◆ Work item
Filter the data for lines with the word "heading", then copy every line so identified.

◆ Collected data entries
• • • • • • •

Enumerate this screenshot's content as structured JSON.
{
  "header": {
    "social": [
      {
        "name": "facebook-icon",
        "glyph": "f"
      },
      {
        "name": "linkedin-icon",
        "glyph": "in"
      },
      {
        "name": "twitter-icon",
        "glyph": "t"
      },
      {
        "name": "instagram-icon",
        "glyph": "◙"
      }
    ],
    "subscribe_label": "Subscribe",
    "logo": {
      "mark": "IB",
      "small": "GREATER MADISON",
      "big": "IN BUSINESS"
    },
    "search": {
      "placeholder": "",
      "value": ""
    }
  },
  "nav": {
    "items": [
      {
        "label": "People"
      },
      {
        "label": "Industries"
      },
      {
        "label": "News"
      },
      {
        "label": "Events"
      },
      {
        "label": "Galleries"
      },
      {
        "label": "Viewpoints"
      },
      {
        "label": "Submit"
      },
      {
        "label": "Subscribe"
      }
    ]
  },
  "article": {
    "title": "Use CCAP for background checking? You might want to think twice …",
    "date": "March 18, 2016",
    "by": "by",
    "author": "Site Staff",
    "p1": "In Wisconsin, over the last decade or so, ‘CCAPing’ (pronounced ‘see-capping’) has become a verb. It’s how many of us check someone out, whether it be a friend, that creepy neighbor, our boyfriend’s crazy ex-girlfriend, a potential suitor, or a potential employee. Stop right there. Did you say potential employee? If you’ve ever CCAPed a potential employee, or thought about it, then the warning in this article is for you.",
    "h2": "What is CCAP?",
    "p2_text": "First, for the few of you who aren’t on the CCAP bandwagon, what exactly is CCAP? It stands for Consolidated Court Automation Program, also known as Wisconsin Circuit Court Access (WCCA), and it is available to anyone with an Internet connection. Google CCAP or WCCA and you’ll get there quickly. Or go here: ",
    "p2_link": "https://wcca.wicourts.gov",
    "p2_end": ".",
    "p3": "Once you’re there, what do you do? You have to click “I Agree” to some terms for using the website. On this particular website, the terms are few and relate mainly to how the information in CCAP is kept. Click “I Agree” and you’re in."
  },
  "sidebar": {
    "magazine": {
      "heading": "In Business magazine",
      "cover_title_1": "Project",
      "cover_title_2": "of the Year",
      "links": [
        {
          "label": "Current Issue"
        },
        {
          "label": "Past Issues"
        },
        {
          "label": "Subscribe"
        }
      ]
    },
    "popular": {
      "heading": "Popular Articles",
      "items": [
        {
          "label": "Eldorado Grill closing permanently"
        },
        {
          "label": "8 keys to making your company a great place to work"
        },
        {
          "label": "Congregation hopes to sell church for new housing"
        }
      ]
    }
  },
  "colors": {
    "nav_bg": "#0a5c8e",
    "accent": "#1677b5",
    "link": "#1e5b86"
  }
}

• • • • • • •

◆ Result of this task
      "heading": "In Business magazine",
      "heading": "Popular Articles",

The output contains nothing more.